Married at First Sight UK hasn’t just taken inspiration from the Australian version, it’s completely copied the homework.
From dinner-party infidelity (Jordon and Megan, we’re looking in your direction) to a full on wife swap (Alexis and Ant do seem like a better match), we’ve had our fair share of drama already. But there’s one critical difference between the formats – and it’s all in the experts.
Despite pinching Mel Schilling straight from Down Under, her approach – alongside those of newcomers Paul Carrick Brunson (who you’ll recognise from Celebs Go Dating) and Charlene Douglas – has signalled a much-needed shift.
Last summer we were sucked into the theatrics of Married at First Sight Australia along with the rest of the nation, but we also couldn’t quite shake the discomfort of watching some of the contestant’s more toxic moments.
From the infamous Ines and Sam debacle to the terrible matching 0f Susie and Billy, there were quite a few we could pin-point – but it was Heidi and Mike, whose relationship crumbled before our very eyes, that really highlighted a problem for the show. Namely, that the experts failed to spot or respond to clear red flags.
On the flip-side, MAFS‘s current UK run seems to be working hard to fix this problem. The very first commitment ceremony offered the experts their first opportunity to speak directly with the couples about their experiences as well as everything they had observed throughout the process so far – from the wedding days, through to the honeymoons and the initial dinner party.
When Morag and Luke sat down for their session, her fixation on Luke’s clothes and image was brought to the forefront.
It was revealed, and admitted by Luke himself, that he had previously given up on himself after a tough break up. But Morag’s comments about his appearance, and her vocal lack of attraction towards him, had been getting him down – particularly when she had told him that he wasn’t “man enough” for her.
“I’m a good bloke,” Luke explained to the experts, describing himself as “honest” and “hardworking”.
Paul C Brunson then took the opportunity to make an important point:
“There could be some confusion around what masculinity actually is,” he told Morag “I think you’re thinking of toxic masculinity – the rough, tough, ‘I don’t show emotion’ – that’s not being a man. What being a man is, is exactly what I see Luke do all the time. He’s loyal, what he says he does, he acts on his words. These are things that real men do.”
Franky then displayed some quite defensive and deflective behaviour when it came to his turn on the sofa alongside his new wife Marilyse.
Not only did they not really let the experts in, or go into any real depth with their answers, but Franky also did most of the talking – something which Mel drew attention to.
“I want to ask you about the power dynamic,” she said. “Franky, you’re an ex-military guy, you’re a person who likes command and control. I’m interested, Marilyse, in your perspective here. Tell us a bit about the space that you have to lead an argument and to have your needs met.”
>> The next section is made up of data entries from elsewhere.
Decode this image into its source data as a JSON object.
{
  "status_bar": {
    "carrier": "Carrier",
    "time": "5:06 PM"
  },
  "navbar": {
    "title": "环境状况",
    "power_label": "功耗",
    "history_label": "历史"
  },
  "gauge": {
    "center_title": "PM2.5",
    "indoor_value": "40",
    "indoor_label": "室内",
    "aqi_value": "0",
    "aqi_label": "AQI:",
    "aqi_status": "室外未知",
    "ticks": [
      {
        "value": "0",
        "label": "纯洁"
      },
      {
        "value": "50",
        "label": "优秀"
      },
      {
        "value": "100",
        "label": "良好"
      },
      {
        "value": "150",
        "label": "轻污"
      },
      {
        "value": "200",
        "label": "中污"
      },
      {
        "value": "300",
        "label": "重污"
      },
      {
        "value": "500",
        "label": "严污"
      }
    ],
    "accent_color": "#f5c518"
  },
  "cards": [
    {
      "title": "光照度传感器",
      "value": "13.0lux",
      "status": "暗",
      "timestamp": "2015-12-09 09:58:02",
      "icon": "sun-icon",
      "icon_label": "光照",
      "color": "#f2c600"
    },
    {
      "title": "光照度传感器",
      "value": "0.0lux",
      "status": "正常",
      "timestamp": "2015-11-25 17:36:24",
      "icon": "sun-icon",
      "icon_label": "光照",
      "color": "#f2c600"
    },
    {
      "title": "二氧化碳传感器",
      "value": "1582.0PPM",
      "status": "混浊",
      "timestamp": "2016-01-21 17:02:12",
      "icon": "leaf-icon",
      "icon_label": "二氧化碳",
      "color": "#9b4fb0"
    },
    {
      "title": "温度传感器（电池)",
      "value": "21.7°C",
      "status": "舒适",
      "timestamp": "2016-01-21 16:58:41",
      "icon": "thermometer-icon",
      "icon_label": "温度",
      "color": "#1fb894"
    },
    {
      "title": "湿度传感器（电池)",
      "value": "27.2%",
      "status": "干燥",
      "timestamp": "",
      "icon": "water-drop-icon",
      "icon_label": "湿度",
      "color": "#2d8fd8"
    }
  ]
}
While Franky didn’t seem to appreciate Mel’s insinuation that he may be exhibiting signs of “controlling” behaviour, it was important for the specialist – who, after all, is helping to guide the couples – to ensure that both parties were getting an equal opportunity to vocalise their feelings.
And then it was Alexis and Jordon’s turn to take the floor.
Talking about their difficult journey in the experiment, Jordon started to revisit the discussion they had on their honeymoon about his “type” – blonde hair, and blue eyes.
Jordon pointed at this being a turning point that had created “tension”, and Alexis immediately started crying.
“Tension or pain?” Mel cut in to ask. “Because right now, if you just look to your left, you can see that Alexis is really feeling this… And right now, I’m interested in hearing Alexis’s perspective.”
Revealing that she had worked really hard to be confident in who she is and what she looks like, Alexis told the experts that she’d experienced “constant digs” from her husband about her career and her appearance. “He just had no time for me at all,” she said.
Jordon then described her as “aggressive” and claimed that at one point he “didn’t know if she was going to hit me” – an allegation that caused Alexis to leave the room momentarily, stating that he was “a liar” and was trying to make himself look like the victim.
Paul tried to respectfully point out Jordon’s role in the conflict, with Charlene then stepping in.
“I think it’s always easy, isn’t it, if somebody is shouting, to focus on them as being the person that’s in the wrong,” she told Jordon. “What you also bring to the space could be seen as passive aggressive. So it’s a different form of aggression, but it still ignites a situation.”
After Charlene’s comments, Jordon conceded: “From what you’ve said, and digesting it, I think you’re right.”
Not only are these conversations vital in flagging inappropriate or potentially harmful behaviour to viewers watching on from home, but the experts’ constructive approach towards the contestants is also helpful towards giving them the tools to navigate their relationships in a healthier way.
Good work, MAFS UK.
Married at First Sight UK airs Monday – Thursday at 9pm on E4, and is also available on All 4.
This content is created and maintained by a third party, and imported onto this page to help users provide their email addresses. You may be able to find more information about this and similar content at piano.io